The deterrence argument for keeping Trident got short shrift: marchers argued that nukes can’t deter conventional weapons attacks, since any nuclear response would be disproportionate (and since non-state actors don’t present easy targets or worse come from the cities of the very state they are attacking). So they can only deter nuclear attacks from other nuclear powers. Well, it looks like this is as good a reason as any to keep them! But there is something fishy here.
If it is true that a nuclear power can’t launch a nuclear attack on a non-nuclear one, then getting rid of Trident would be the best deterrent. So it must be that people who are pro-Trident are seriously envisaging that there will come a time when a nuclear power will be thinking about launching a nuclear attack on the UK.
I wonder whether extreme scenarios like this should even be considered when making public policy. Think of a parallel: philosophers often discuss the possibility that they have had their brains removed and placed in fish tanks and that this whole world is an illusion – but they never suggest that consideration of these extreme cases is meant to be an actual guide to life. They are purely thought experiments; and if you find yourself getting too caught up in them you ought, David Hume suggested, to invite a few mates round, have a drink and play a few board games.

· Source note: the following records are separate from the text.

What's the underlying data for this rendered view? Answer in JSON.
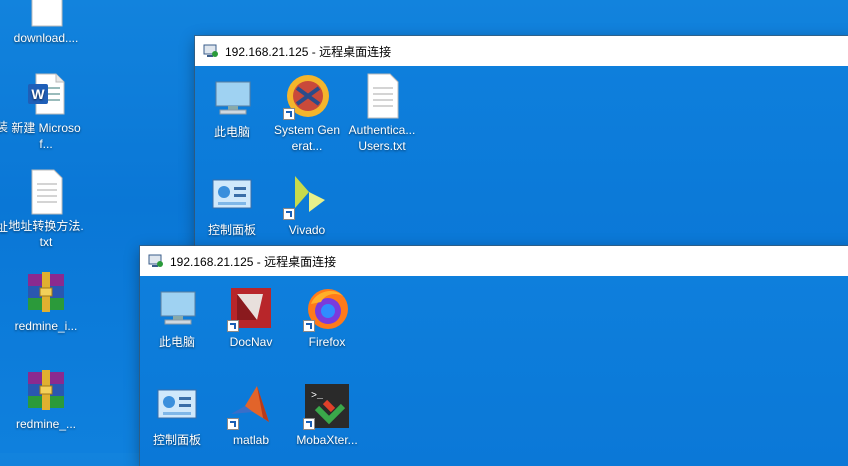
{
  "desktop": {
    "icons": [
      {
        "label": "download...."
      },
      {
        "label": "新建 Microsof..."
      },
      {
        "label": "地址转换方法.txt"
      },
      {
        "label": "redmine_i..."
      },
      {
        "label": "redmine_..."
      }
    ],
    "edge_fragments": [
      "装",
      "址"
    ]
  },
  "windows": [
    {
      "title": "192.168.21.125 - 远程桌面连接",
      "icons": [
        {
          "label": "此电脑"
        },
        {
          "label": "System Generat..."
        },
        {
          "label": "Authentica... Users.txt"
        },
        {
          "label": "控制面板"
        },
        {
          "label": "Vivado"
        }
      ]
    },
    {
      "title": "192.168.21.125 - 远程桌面连接",
      "icons": [
        {
          "label": "此电脑"
        },
        {
          "label": "DocNav"
        },
        {
          "label": "Firefox"
        },
        {
          "label": "控制面板"
        },
        {
          "label": "matlab"
        },
        {
          "label": "MobaXter..."
        }
      ]
    }
  ]
}
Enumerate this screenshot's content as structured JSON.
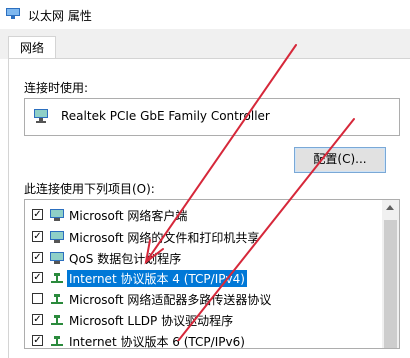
{
  "window": {
    "title": "以太网 属性"
  },
  "tabs": [
    {
      "label": "网络"
    }
  ],
  "connect_using": {
    "label": "连接时使用:",
    "adapter": "Realtek PCIe GbE Family Controller",
    "configure_button": "配置(C)..."
  },
  "items_section": {
    "label": "此连接使用下列项目(O):",
    "items": [
      {
        "label": "Microsoft 网络客户端",
        "checked": true,
        "icon": "network-client-icon"
      },
      {
        "label": "Microsoft 网络的文件和打印机共享",
        "checked": true,
        "icon": "file-printer-sharing-icon"
      },
      {
        "label": "QoS 数据包计划程序",
        "checked": true,
        "icon": "qos-scheduler-icon"
      },
      {
        "label": "Internet 协议版本 4 (TCP/IPv4)",
        "checked": true,
        "selected": true,
        "icon": "protocol-icon"
      },
      {
        "label": "Microsoft 网络适配器多路传送器协议",
        "checked": false,
        "icon": "protocol-icon"
      },
      {
        "label": "Microsoft LLDP 协议驱动程序",
        "checked": true,
        "icon": "protocol-icon"
      },
      {
        "label": "Internet 协议版本 6 (TCP/IPv6)",
        "checked": true,
        "icon": "protocol-icon"
      }
    ]
  },
  "colors": {
    "selection": "#0078d7",
    "annotation_arrow": "#d6283a"
  }
}
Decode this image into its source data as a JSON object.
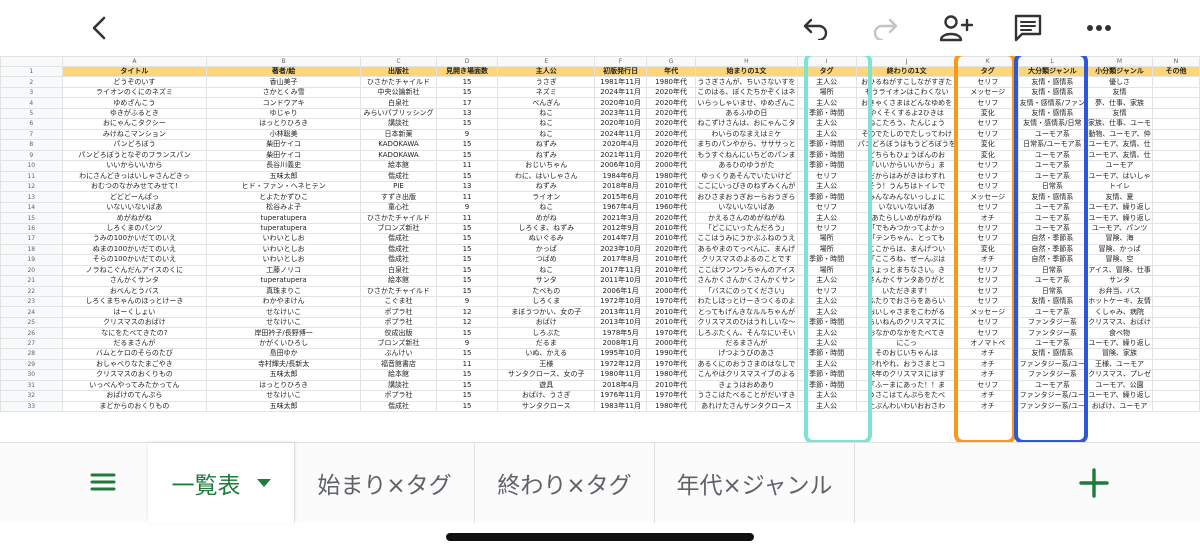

Maybe something similar could hold for defence policy too: once you’ve started scaring yourself with nuclear attack scenarios, a nuclear deterrent is going to seem essential. Maybe the answer is just to chill out a bit — and this could apply to people on peace marches too.
11 August 2006
The assumption that the world is a dangerous place underpinned a lot of Andy Zaltzman’s show, Political Animal, in the Edinburgh Fringe festival last night. It’s an assumption that goes unquestioned – and indeed it’s increasingly hard to see how anyone could question it without being made to look ridiculous by current affairs. This is too bad for anti-Trident campaigners, as this assumption is the basis for a strong argument in favour of replacement.
But would replacement increase or reduce that danger? Danger and instability in the world isn’t something that happens independently of everyone’s actions – and particularly not independently of a major power like the UK. There must be a strong argument against replacement based on what we would like the world to become, rather than on what we can confidently expect it to be like if we carry on as we have in the past.
4 August 2006
Karl Popper said that if you want to refute someone’s position, you first help them to build up the strongest possible argument for what they believe. Once all the loose ends are tied up, all the grey areas clarified, and your opponent’s argument is as strong as it can possibly can be — only then do you attack it. What’s more, you have to attack it right at its strongest point; that way you can be satisfied that if you do find a refutation, you’ve found a substantial one and you both haven’t been wasting time dancing round the handbags of triviality.
There are many comfortable but ultimately weak arguments against replacing Trident; I propose that we put these on one side and look squarely at the best argument for keeping it.
An example of a comfortable but weak argument would be: money spent on Trident would be better spent on reducing global poverty. This may be true, but the Ministry of Defence isn’t going to vire its nuclear submarine budget over to DFID just like that. So I think we shouldn’t bother making this point.
To be pro-Trident doesn’t mean to be pro-war. The best argument for keeping Trident is that it prevents war by preserving the balance of threat. So it seems to me that this is a debate about the best way to pursue peace (hence the name: nuclearpeace).
Essentially, both sides in this debate believe in deterrence. To argue against the replacement of Trident is to argue that getting rid of it will, in the long run, be a greater deterrent. It has to be argued that disarmament will result in fewer conflicts across the future sweep of history. Can this possibly be true?